Friday, January 27, 2012

The closing of Hull House: social change? or social work?

The closing of Hull House hit the national airwaves with the story on today's Morning Edition that marked today, Friday, January 27, as the last day for the organization begun by Jane Addams in 1889. Since I have thought, read and written about the social settlements, their long-lasting achievements and their shortcomings, I picked up my ears.
This demise, which is wreaking havoc in the lives of thousands of families in Chicago who need the services that the Hull House Association has provided, is, I think, part of a century-long debate about just what the social settlements can and should do. The inherent tension in the movement came when the settlements were at the height of their success. Questions then arose about institutionalization, funding, professionalization and mission. Boards of directors, increasingly concerned with the bottom line, with keeping the much-needed programs going, made decisions that fit the increasingly corporatization of 20th century life. One hundred years ago -- roughly 25 years into the life of the social settlement movement -- decisions were being made that move the settlements away from the original mission and on the path toward the dissolution that we see happening today in the still struggling neighborhoods of Chicago.

The settlements were founded by young college graduates -- in this country, with Hull House in Chicago and the College Settlement Association on the eastern seaboard, mostly women -- who burned with desire to DO SOMETHING to help the teeming masses of factory workers, immigrants and sweatshop laborers who flooded into American industrial cities. These young women had no idea what they were doing. They found houses to move into, and then they waited. They wanted to help, but they didn't know how. The work of Hull House began when neighborhood women knocked on the door of the genteel, middle-class home Jane Addams and Ellen Gates Starr had set up, and asked them to watch their small children while they went to work. The cruel irony of today's news story on NPR was its focus on a much-needed, high-quality day care center in Lincoln Square. One mother, who told the reporter she had been promised help finding a new place for her child, seemed skeptical. "In my case it will be very difficult because my son has autism," she said.
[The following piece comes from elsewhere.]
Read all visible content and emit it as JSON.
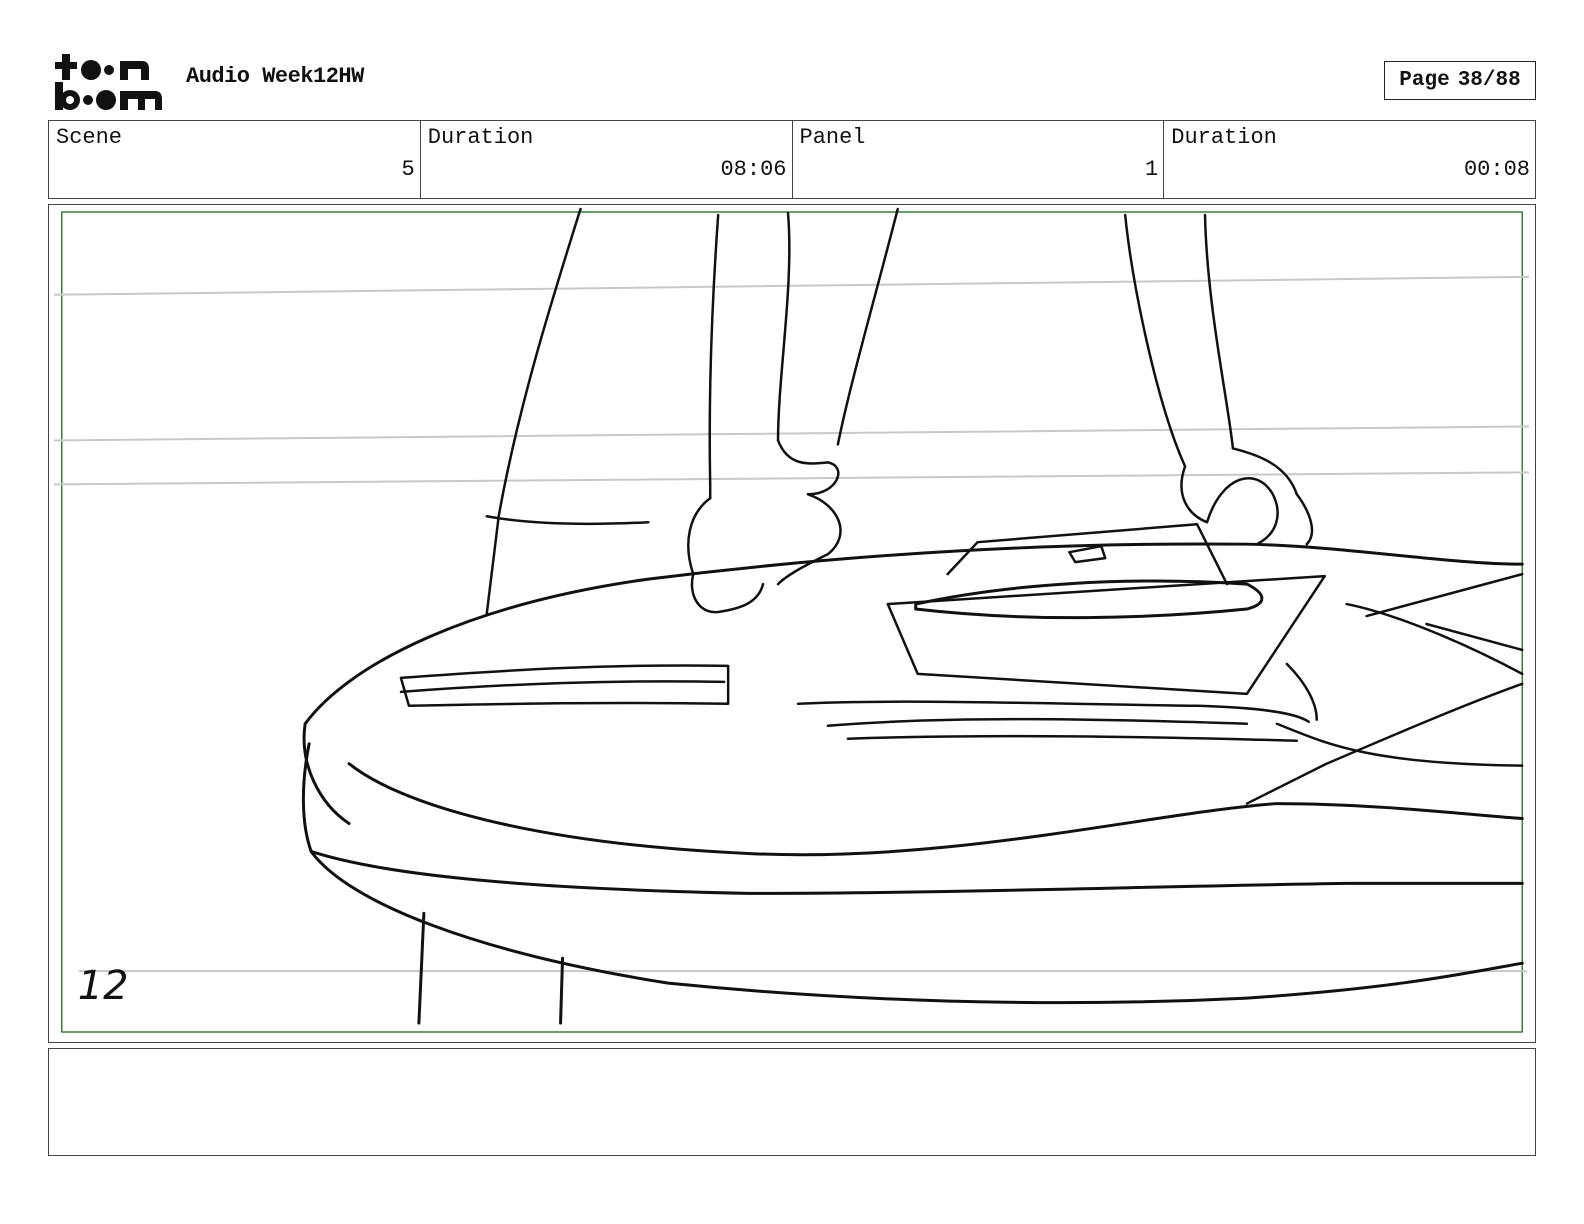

It was not so original that 19th century, middle class women wanted to help the poor. What was astounding was that they started this helping project by desiring to become neighbors to the poor, by living right next door to people their families would consider dirty and dangerous. The settlement workers were rank amateurs, but they had eyes, ears, hearts and education. They came to know and love their neighbors, and they came to know from the point of view of "the working class" that something was very wrong with industrial America. Their fathers and uncles, the men who went to church with them and who funded their pioneering women's colleges, were getting very, very rich exploiting the labor of the very people the settlement workers knew as neighbors and friends. The settlement workers started out as distant do-gooders; they ended up in social solidarity, working together for deep and lasting social change. If your milk is safe to drink, if your garbage is collected regularly, if your child goes to elementary school and not to work, then you have the settlement workers to thank.

How to sustain success? Non-profits even today struggle with the same dilemmas. An organization starts out with passion and commitment, and when you grow, and find you have to hire staff, and buy buildings, and please donors, who might not agree with your vision of radical social solidarity, then you begin to make decisions which take you farther from that original passion and commitment. Jane Addams, over her long and extraordinary life, moved away from the direct service she engaged in as a young woman. In Boston, the pro-union activities of the long-time head worker of the Denison House social settlement made the upper-middle class women who funded the organization too uncomfortable to keep her in the work that was the definition of her life. As that first generation of settlement house workers moved on, something of their passion and their commitment to social solidarity left with them.

Environments change, and certainly the years since the founding of Hull House have been tumultuous, socially and economically. Social service agencies have become increasingly dependent on state and federal contracts for the services they provide, and counting on one big donor leaves an organization vulnerable to collapse. Hull House is not at fault for being successful at bringing vast social needs to the attention of the wider society. There are likely to be other places the Lincoln Square families can find to replace the Hull House school, although with the additional cost to them of stress and disruption. The publicity surrounding the end of Hull House may cause other activists to rise up and work for new solutions.

But what is the nature of social service? Even 100 years ago this was hotly debated in places like Hull House, for the social settlements were also places of inquiry and debate. How could a movement like the settlements maintain their passion and the transformative power of people living as neighbors, working together to improve their communities? The magnetic pull of the corporate 20th century -- the professionalization of social work, the bureaucratization of funding, the institutionalization of "meeting needs" -- proved too strong to resist.

One of the lessons of the end of the Hull House Association is to look back at its origins, at its founding passions, and at the remarkable women of the social settlements who cast aside the comforts of their middle class lives. They went the cities to help, and yet came out transformed, neighbors and allies with the immigrants and working people who became the citizens of 20th century America.